About this task: This task calls for copying every line of the records that includes the word "master".

Task inputs:

*** Begin section ***

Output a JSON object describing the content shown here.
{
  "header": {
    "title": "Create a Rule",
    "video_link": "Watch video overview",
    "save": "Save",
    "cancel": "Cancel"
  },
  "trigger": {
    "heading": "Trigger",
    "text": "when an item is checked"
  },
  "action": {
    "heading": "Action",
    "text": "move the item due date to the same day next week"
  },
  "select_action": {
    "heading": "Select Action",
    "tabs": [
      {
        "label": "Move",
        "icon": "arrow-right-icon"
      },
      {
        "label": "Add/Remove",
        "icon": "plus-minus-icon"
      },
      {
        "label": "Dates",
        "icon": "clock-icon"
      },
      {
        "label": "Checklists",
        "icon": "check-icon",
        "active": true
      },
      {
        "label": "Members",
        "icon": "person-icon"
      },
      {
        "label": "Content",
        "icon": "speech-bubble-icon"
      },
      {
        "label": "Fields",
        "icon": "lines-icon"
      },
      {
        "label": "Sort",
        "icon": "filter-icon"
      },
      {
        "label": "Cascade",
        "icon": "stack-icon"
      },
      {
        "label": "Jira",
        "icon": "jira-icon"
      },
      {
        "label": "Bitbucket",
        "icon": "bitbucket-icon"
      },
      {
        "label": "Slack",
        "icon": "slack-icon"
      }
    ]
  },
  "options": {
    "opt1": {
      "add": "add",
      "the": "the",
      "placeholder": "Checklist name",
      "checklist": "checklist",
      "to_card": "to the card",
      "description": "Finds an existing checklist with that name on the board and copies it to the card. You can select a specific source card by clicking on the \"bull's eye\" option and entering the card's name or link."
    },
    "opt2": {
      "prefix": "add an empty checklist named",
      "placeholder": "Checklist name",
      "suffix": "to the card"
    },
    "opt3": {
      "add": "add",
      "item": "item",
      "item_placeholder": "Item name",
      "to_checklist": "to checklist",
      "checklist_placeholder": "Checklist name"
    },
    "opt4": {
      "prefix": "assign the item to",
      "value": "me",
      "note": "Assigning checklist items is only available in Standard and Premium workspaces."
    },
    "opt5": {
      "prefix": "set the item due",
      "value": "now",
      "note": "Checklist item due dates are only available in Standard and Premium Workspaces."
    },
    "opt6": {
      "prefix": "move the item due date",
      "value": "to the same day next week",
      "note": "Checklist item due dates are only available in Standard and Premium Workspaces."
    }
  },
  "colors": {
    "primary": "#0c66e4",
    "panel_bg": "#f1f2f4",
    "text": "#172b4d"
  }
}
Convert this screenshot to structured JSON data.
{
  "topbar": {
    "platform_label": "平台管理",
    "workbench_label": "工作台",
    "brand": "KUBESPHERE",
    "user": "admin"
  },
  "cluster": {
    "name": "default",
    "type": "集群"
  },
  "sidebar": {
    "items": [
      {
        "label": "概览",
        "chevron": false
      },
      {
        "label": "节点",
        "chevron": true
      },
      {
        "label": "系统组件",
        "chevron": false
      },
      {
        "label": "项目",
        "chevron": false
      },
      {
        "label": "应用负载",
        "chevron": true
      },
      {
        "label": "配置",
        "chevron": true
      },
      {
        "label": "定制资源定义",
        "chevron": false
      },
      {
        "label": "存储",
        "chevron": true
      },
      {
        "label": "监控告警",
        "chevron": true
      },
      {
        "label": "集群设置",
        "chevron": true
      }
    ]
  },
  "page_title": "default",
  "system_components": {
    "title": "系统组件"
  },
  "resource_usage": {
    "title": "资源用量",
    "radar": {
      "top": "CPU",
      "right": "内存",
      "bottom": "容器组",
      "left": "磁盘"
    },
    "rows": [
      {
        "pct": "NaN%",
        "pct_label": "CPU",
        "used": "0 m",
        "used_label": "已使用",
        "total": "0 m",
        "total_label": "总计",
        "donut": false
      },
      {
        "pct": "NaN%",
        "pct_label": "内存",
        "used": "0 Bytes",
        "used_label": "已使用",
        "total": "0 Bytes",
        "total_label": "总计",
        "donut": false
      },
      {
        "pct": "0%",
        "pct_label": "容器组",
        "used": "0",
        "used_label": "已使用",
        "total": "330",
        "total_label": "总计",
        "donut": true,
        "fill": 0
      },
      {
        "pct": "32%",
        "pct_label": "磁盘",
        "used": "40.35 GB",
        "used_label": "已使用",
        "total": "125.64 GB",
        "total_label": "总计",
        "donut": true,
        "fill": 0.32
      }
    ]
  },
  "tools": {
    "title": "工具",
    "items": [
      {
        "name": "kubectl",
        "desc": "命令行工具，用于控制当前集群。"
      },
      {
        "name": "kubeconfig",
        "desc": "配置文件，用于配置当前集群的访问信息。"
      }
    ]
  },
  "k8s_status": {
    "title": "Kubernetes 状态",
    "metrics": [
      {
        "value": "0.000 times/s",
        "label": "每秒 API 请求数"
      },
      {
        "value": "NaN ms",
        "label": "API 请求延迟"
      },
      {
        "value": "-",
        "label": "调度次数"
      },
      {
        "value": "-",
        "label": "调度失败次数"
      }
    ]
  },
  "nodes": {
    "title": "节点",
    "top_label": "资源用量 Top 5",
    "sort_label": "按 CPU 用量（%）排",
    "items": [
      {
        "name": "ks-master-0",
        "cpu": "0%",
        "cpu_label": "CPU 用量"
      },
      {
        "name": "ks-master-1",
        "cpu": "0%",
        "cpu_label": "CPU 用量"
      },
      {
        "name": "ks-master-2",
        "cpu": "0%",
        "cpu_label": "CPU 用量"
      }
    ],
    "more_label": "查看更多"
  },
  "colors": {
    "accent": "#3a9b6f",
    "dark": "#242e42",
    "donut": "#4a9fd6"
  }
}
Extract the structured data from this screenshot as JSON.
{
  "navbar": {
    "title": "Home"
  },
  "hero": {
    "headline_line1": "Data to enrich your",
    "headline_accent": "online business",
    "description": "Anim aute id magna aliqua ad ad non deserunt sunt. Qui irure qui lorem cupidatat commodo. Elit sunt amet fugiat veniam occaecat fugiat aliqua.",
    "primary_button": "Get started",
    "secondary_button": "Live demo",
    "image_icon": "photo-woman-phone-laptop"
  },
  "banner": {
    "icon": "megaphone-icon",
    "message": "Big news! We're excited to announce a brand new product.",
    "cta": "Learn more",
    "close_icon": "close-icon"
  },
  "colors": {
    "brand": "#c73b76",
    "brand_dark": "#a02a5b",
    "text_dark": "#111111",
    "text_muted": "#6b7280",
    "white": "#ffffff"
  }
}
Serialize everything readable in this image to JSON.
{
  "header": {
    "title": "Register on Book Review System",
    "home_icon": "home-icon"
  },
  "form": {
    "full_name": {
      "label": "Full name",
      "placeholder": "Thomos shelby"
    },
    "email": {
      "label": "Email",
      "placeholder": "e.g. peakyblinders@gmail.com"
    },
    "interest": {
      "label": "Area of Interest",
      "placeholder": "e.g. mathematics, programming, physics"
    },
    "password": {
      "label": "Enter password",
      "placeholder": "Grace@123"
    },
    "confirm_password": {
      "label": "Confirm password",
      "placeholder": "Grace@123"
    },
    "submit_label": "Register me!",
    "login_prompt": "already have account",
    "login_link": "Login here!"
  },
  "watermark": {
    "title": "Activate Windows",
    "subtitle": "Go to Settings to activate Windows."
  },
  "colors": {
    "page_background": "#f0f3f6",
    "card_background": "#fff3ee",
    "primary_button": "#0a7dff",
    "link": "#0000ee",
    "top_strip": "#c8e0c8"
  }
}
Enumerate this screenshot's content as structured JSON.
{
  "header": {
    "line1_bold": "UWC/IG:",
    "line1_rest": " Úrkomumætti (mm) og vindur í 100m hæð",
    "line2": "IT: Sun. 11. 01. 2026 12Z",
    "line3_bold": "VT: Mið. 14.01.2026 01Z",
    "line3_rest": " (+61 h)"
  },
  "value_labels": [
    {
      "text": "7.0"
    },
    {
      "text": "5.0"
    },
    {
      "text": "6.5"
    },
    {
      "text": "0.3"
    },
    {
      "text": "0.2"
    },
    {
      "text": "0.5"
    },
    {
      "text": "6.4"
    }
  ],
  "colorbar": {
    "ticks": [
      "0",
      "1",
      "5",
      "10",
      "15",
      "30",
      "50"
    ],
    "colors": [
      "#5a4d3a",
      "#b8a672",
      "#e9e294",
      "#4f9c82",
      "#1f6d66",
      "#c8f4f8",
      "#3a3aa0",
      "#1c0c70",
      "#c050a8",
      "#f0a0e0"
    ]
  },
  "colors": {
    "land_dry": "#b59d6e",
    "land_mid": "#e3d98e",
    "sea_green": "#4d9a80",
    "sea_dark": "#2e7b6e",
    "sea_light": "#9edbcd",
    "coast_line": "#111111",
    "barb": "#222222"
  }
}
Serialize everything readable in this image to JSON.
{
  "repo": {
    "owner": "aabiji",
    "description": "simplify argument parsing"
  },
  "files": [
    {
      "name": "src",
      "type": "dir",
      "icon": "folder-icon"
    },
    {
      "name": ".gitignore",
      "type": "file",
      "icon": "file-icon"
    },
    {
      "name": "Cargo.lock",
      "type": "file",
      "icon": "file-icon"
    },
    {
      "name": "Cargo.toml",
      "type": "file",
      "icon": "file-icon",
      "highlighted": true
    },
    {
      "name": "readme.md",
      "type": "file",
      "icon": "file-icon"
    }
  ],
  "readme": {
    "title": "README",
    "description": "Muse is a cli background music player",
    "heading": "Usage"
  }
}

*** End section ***

Response below:
        "name": "ks-master-0",
        "name": "ks-master-1",
        "name": "ks-master-2",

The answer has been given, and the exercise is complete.